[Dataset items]
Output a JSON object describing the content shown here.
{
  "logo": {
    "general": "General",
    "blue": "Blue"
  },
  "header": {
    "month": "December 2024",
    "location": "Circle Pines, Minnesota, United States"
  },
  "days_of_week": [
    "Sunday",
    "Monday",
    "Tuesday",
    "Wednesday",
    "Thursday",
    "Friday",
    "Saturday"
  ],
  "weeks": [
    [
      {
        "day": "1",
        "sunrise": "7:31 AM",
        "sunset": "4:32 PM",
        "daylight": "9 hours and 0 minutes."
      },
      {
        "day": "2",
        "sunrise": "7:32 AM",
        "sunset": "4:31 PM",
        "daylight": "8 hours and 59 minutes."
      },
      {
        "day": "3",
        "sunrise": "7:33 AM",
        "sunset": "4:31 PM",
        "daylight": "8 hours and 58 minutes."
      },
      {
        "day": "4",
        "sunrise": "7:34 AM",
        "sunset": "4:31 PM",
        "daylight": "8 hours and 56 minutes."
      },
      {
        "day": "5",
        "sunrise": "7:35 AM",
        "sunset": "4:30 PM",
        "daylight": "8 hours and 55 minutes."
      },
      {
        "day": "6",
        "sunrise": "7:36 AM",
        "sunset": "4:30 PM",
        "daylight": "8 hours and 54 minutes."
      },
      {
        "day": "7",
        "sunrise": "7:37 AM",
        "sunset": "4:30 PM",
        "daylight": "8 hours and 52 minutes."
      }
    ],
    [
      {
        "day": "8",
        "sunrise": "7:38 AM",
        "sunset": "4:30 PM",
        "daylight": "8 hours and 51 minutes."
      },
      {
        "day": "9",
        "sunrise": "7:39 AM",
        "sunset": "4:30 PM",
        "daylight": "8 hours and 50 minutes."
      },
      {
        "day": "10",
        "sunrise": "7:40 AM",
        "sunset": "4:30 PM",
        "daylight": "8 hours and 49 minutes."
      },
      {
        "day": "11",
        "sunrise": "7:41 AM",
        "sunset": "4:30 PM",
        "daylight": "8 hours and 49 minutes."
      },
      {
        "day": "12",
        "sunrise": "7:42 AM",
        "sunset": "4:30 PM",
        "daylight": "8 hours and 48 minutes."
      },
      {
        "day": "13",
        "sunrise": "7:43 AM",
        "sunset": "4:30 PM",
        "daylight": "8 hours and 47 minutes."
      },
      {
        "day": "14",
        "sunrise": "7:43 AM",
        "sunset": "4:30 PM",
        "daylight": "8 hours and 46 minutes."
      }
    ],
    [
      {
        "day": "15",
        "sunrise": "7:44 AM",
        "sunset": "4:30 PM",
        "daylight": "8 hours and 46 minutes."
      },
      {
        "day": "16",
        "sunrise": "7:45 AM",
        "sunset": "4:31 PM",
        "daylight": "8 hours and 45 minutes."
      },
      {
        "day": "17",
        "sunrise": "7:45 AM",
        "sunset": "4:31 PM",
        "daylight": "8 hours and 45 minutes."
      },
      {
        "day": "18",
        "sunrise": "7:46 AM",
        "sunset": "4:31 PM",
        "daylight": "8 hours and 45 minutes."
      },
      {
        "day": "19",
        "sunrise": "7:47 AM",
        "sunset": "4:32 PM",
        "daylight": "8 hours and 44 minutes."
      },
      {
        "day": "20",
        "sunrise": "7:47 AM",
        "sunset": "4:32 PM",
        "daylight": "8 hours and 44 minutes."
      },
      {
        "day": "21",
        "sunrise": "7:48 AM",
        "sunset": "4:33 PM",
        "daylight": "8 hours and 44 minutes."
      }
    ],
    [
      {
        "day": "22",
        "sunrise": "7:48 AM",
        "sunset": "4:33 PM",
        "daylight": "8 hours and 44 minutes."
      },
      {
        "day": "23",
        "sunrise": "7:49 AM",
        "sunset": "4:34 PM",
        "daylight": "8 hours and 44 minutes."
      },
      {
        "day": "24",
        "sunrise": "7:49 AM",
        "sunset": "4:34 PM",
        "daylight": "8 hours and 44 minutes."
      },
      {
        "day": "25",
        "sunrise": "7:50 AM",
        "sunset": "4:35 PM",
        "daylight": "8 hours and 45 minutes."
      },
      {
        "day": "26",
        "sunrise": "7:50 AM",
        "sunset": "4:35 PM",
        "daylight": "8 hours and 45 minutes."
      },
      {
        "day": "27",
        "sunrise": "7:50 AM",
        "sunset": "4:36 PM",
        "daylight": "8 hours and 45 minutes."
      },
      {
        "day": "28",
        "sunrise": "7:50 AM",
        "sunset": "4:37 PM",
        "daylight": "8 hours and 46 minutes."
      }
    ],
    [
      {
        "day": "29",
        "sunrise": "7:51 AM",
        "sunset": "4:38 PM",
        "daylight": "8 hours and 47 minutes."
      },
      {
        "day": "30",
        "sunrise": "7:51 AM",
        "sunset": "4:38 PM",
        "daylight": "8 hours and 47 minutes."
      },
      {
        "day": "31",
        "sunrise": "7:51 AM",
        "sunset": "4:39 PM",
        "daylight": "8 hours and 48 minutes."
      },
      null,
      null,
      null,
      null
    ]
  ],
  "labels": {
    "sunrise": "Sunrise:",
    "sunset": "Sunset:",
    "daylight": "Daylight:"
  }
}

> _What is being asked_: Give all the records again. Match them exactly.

> _Response to the exercise_:
Output a JSON object describing the content shown here.
{
  "logo": {
    "general": "General",
    "blue": "Blue"
  },
  "header": {
    "month": "December 2024",
    "location": "Circle Pines, Minnesota, United States"
  },
  "days_of_week": [
    "Sunday",
    "Monday",
    "Tuesday",
    "Wednesday",
    "Thursday",
    "Friday",
    "Saturday"
  ],
  "weeks": [
    [
      {
        "day": "1",
        "sunrise": "7:31 AM",
        "sunset": "4:32 PM",
        "daylight": "9 hours and 0 minutes."
      },
      {
        "day": "2",
        "sunrise": "7:32 AM",
        "sunset": "4:31 PM",
        "daylight": "8 hours and 59 minutes."
      },
      {
        "day": "3",
        "sunrise": "7:33 AM",
        "sunset": "4:31 PM",
        "daylight": "8 hours and 58 minutes."
      },
      {
        "day": "4",
        "sunrise": "7:34 AM",
        "sunset": "4:31 PM",
        "daylight": "8 hours and 56 minutes."
      },
      {
        "day": "5",
        "sunrise": "7:35 AM",
        "sunset": "4:30 PM",
        "daylight": "8 hours and 55 minutes."
      },
      {
        "day": "6",
        "sunrise": "7:36 AM",
        "sunset": "4:30 PM",
        "daylight": "8 hours and 54 minutes."
      },
      {
        "day": "7",
        "sunrise": "7:37 AM",
        "sunset": "4:30 PM",
        "daylight": "8 hours and 52 minutes."
      }
    ],
    [
      {
        "day": "8",
        "sunrise": "7:38 AM",
        "sunset": "4:30 PM",
        "daylight": "8 hours and 51 minutes."
      },
      {
        "day": "9",
        "sunrise": "7:39 AM",
        "sunset": "4:30 PM",
        "daylight": "8 hours and 50 minutes."
      },
      {
        "day": "10",
        "sunrise": "7:40 AM",
        "sunset": "4:30 PM",
        "daylight": "8 hours and 49 minutes."
      },
      {
        "day": "11",
        "sunrise": "7:41 AM",
        "sunset": "4:30 PM",
        "daylight": "8 hours and 49 minutes."
      },
      {
        "day": "12",
        "sunrise": "7:42 AM",
        "sunset": "4:30 PM",
        "daylight": "8 hours and 48 minutes."
      },
      {
        "day": "13",
        "sunrise": "7:43 AM",
        "sunset": "4:30 PM",
        "daylight": "8 hours and 47 minutes."
      },
      {
        "day": "14",
        "sunrise": "7:43 AM",
        "sunset": "4:30 PM",
        "daylight": "8 hours and 46 minutes."
      }
    ],
    [
      {
        "day": "15",
        "sunrise": "7:44 AM",
        "sunset": "4:30 PM",
        "daylight": "8 hours and 46 minutes."
      },
      {
        "day": "16",
        "sunrise": "7:45 AM",
        "sunset": "4:31 PM",
        "daylight": "8 hours and 45 minutes."
      },
      {
        "day": "17",
        "sunrise": "7:45 AM",
        "sunset": "4:31 PM",
        "daylight": "8 hours and 45 minutes."
      },
      {
        "day": "18",
        "sunrise": "7:46 AM",
        "sunset": "4:31 PM",
        "daylight": "8 hours and 45 minutes."
      },
      {
        "day": "19",
        "sunrise": "7:47 AM",
        "sunset": "4:32 PM",
        "daylight": "8 hours and 44 minutes."
      },
      {
        "day": "20",
        "sunrise": "7:47 AM",
        "sunset": "4:32 PM",
        "daylight": "8 hours and 44 minutes."
      },
      {
        "day": "21",
        "sunrise": "7:48 AM",
        "sunset": "4:33 PM",
        "daylight": "8 hours and 44 minutes."
      }
    ],
    [
      {
        "day": "22",
        "sunrise": "7:48 AM",
        "sunset": "4:33 PM",
        "daylight": "8 hours and 44 minutes."
      },
      {
        "day": "23",
        "sunrise": "7:49 AM",
        "sunset": "4:34 PM",
        "daylight": "8 hours and 44 minutes."
      },
      {
        "day": "24",
        "sunrise": "7:49 AM",
        "sunset": "4:34 PM",
        "daylight": "8 hours and 44 minutes."
      },
      {
        "day": "25",
        "sunrise": "7:50 AM",
        "sunset": "4:35 PM",
        "daylight": "8 hours and 45 minutes."
      },
      {
        "day": "26",
        "sunrise": "7:50 AM",
        "sunset": "4:35 PM",
        "daylight": "8 hours and 45 minutes."
      },
      {
        "day": "27",
        "sunrise": "7:50 AM",
        "sunset": "4:36 PM",
        "daylight": "8 hours and 45 minutes."
      },
      {
        "day": "28",
        "sunrise": "7:50 AM",
        "sunset": "4:37 PM",
        "daylight": "8 hours and 46 minutes."
      }
    ],
    [
      {
        "day": "29",
        "sunrise": "7:51 AM",
        "sunset": "4:38 PM",
        "daylight": "8 hours and 47 minutes."
      },
      {
        "day": "30",
        "sunrise": "7:51 AM",
        "sunset": "4:38 PM",
        "daylight": "8 hours and 47 minutes."
      },
      {
        "day": "31",
        "sunrise": "7:51 AM",
        "sunset": "4:39 PM",
        "daylight": "8 hours and 48 minutes."
      },
      null,
      null,
      null,
      null
    ]
  ],
  "labels": {
    "sunrise": "Sunrise:",
    "sunset": "Sunset:",
    "daylight": "Daylight:"
  }
}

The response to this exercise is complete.